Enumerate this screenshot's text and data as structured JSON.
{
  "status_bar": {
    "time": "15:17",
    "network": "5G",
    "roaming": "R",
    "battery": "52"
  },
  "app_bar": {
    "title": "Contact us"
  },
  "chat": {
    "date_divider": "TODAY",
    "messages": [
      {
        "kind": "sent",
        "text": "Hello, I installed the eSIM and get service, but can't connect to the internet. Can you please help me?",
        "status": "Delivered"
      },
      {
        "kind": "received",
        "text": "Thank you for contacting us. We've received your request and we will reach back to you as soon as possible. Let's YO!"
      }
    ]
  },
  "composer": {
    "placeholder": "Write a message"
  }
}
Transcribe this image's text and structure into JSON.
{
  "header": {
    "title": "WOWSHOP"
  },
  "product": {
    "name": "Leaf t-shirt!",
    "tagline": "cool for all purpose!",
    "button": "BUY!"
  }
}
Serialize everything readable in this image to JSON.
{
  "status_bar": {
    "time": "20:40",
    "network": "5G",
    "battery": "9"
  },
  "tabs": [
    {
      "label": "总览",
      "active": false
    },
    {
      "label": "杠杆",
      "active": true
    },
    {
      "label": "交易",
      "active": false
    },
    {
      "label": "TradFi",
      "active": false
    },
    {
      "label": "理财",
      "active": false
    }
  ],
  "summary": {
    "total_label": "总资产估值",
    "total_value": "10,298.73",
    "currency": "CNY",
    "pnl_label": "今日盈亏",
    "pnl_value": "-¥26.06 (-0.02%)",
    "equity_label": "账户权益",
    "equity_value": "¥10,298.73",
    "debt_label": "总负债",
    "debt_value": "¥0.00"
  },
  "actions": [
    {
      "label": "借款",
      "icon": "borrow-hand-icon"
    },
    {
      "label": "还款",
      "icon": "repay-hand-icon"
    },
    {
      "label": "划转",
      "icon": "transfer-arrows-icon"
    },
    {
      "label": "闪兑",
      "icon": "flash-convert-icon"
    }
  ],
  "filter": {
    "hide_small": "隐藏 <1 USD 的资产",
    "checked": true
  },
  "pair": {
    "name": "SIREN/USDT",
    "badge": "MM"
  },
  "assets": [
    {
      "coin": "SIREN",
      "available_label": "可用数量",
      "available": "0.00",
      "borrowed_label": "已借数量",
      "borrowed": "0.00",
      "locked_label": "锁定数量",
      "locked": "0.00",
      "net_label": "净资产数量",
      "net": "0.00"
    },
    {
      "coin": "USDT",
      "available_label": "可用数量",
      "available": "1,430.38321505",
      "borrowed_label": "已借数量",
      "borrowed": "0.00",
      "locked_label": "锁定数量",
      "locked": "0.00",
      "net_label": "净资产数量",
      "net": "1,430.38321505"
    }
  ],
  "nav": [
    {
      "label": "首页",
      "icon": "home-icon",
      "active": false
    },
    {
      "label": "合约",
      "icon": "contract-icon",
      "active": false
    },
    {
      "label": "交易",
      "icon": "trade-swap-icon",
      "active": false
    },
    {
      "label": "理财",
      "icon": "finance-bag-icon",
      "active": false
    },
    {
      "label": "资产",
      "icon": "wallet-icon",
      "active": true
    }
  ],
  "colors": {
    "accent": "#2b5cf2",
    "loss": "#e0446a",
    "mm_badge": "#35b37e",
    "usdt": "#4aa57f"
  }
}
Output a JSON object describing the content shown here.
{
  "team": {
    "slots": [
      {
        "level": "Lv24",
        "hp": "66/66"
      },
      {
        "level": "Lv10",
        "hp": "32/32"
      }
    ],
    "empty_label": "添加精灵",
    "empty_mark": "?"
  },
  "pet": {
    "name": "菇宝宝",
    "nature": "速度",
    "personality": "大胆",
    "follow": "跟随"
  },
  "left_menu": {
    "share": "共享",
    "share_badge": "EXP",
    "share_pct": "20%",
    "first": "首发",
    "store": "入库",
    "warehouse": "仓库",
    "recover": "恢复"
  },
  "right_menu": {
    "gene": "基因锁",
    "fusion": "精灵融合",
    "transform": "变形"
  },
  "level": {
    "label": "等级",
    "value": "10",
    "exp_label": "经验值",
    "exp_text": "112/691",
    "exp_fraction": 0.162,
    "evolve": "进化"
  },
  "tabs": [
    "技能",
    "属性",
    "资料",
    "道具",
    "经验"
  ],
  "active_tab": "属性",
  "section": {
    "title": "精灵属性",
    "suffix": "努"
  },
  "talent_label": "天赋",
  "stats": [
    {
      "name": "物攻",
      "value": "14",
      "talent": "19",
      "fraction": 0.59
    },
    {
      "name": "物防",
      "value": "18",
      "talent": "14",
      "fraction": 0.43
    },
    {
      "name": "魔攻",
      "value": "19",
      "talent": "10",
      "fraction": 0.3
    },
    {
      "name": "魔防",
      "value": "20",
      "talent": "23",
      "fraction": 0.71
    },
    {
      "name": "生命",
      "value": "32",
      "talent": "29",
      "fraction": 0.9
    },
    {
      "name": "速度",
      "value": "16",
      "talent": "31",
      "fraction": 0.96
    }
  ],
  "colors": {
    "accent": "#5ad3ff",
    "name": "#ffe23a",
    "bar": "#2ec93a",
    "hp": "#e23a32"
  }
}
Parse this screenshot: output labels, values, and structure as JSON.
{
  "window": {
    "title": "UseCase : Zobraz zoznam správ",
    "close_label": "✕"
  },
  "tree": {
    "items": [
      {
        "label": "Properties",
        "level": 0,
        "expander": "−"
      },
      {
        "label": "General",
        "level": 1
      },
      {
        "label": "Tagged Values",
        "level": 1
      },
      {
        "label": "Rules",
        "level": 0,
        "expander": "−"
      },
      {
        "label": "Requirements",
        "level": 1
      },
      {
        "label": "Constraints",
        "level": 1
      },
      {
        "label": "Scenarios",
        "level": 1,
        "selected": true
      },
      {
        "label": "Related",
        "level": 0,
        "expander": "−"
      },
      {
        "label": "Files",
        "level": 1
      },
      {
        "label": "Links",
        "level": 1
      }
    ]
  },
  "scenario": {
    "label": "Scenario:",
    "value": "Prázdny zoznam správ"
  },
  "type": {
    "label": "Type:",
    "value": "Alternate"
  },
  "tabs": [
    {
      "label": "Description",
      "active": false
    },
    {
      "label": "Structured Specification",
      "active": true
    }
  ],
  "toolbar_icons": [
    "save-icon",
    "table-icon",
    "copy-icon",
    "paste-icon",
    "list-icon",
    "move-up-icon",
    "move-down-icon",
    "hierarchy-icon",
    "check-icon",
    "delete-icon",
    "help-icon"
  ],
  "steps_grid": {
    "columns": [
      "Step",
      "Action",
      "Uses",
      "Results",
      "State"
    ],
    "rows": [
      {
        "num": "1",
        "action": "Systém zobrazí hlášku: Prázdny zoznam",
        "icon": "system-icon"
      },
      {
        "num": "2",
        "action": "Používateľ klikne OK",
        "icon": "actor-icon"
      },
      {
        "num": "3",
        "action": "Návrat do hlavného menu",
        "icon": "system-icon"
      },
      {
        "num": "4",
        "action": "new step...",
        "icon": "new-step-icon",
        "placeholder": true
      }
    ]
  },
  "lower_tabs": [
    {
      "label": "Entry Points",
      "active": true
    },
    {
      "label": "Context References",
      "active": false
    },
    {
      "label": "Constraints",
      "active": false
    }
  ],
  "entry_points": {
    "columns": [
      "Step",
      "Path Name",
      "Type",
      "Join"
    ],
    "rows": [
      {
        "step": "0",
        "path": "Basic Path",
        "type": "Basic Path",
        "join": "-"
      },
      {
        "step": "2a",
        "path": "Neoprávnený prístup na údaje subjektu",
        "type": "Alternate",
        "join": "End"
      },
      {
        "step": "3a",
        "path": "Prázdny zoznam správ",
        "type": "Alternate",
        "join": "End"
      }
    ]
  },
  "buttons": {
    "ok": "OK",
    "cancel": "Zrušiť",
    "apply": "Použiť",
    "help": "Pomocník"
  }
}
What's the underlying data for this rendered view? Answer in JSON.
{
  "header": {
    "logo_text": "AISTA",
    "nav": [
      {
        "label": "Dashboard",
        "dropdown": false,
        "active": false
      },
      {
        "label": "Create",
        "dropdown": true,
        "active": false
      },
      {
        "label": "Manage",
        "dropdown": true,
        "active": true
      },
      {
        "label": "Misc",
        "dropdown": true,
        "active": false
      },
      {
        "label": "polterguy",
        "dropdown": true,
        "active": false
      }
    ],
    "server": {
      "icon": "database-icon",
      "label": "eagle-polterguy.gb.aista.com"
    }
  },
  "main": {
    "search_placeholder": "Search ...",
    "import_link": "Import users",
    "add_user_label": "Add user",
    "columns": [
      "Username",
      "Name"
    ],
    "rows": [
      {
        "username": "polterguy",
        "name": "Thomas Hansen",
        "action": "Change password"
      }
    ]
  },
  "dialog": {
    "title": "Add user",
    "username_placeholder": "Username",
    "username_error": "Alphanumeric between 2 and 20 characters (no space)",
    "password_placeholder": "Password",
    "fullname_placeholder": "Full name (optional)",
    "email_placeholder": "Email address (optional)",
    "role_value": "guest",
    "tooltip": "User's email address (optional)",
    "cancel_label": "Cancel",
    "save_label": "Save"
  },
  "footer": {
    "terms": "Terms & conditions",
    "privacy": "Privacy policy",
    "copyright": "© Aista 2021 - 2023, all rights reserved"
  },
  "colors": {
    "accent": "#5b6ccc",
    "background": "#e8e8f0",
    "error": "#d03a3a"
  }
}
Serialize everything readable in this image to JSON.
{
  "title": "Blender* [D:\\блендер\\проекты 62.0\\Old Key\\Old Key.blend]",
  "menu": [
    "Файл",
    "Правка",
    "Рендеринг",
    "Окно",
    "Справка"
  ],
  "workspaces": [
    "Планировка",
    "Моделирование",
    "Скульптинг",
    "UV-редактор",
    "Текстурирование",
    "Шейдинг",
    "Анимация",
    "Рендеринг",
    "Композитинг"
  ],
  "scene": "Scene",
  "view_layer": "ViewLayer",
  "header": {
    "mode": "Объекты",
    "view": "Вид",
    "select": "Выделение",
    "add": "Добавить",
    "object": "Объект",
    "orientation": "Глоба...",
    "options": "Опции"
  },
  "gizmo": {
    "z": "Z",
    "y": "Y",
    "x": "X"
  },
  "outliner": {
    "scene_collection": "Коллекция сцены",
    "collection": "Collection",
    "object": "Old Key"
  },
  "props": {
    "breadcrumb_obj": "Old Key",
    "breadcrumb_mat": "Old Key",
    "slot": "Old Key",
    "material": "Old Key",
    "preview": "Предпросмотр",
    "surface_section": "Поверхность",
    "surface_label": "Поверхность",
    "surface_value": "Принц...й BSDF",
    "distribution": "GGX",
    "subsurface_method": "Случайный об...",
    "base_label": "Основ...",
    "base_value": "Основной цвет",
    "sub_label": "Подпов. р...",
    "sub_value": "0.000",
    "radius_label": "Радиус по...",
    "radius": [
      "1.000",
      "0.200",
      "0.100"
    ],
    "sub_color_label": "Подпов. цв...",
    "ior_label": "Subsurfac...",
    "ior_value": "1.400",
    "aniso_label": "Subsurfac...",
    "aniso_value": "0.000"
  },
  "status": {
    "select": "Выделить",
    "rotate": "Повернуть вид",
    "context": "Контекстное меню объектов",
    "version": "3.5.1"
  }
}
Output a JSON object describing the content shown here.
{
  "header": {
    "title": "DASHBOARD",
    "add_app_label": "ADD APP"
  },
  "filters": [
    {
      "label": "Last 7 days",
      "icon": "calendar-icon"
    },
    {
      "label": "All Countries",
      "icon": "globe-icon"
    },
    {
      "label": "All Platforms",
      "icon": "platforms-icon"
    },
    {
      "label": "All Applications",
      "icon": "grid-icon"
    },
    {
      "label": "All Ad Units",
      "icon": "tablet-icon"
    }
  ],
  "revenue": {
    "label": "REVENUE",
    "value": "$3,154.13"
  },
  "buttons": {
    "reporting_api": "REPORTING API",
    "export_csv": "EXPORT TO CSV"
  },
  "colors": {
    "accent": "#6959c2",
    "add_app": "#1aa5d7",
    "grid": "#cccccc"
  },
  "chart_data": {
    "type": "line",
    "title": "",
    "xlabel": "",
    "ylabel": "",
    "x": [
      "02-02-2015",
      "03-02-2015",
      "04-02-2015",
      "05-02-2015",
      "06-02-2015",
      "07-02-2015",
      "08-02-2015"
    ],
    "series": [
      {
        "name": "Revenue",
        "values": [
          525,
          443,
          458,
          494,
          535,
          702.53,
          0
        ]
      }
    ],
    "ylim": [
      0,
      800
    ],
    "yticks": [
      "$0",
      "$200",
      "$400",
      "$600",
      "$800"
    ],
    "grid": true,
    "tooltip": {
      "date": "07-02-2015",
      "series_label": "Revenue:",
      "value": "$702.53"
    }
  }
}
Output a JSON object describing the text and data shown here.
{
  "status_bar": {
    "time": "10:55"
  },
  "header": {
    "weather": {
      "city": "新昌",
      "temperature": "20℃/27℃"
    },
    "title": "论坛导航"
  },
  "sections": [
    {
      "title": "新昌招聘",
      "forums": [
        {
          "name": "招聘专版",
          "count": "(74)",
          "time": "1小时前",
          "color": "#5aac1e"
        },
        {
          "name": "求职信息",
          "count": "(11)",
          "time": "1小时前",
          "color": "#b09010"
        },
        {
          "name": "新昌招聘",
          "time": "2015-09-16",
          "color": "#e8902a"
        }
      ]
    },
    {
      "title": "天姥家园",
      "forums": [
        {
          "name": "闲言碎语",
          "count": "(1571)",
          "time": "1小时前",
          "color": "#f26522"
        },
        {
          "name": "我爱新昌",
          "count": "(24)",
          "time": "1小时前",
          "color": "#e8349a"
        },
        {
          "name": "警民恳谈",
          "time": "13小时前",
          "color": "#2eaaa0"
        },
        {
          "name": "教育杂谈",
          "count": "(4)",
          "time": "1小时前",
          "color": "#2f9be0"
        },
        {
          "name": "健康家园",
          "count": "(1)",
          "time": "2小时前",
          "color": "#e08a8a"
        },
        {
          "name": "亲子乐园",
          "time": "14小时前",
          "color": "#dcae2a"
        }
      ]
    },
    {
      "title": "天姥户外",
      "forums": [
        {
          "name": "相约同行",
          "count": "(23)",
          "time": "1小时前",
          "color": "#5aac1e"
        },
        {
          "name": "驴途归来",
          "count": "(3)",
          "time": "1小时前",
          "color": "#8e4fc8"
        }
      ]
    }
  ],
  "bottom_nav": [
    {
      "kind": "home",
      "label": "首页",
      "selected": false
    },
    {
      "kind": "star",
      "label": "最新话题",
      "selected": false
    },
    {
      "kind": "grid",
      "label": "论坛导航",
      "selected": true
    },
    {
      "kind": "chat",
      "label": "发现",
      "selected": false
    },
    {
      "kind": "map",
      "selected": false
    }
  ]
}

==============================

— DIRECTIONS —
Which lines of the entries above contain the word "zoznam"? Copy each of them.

— RESPONSE AREA —
    "title": "UseCase : Zobraz zoznam správ",
    "value": "Prázdny zoznam správ"
        "action": "Systém zobrazí hlášku: Prázdny zoznam",
        "path": "Prázdny zoznam správ",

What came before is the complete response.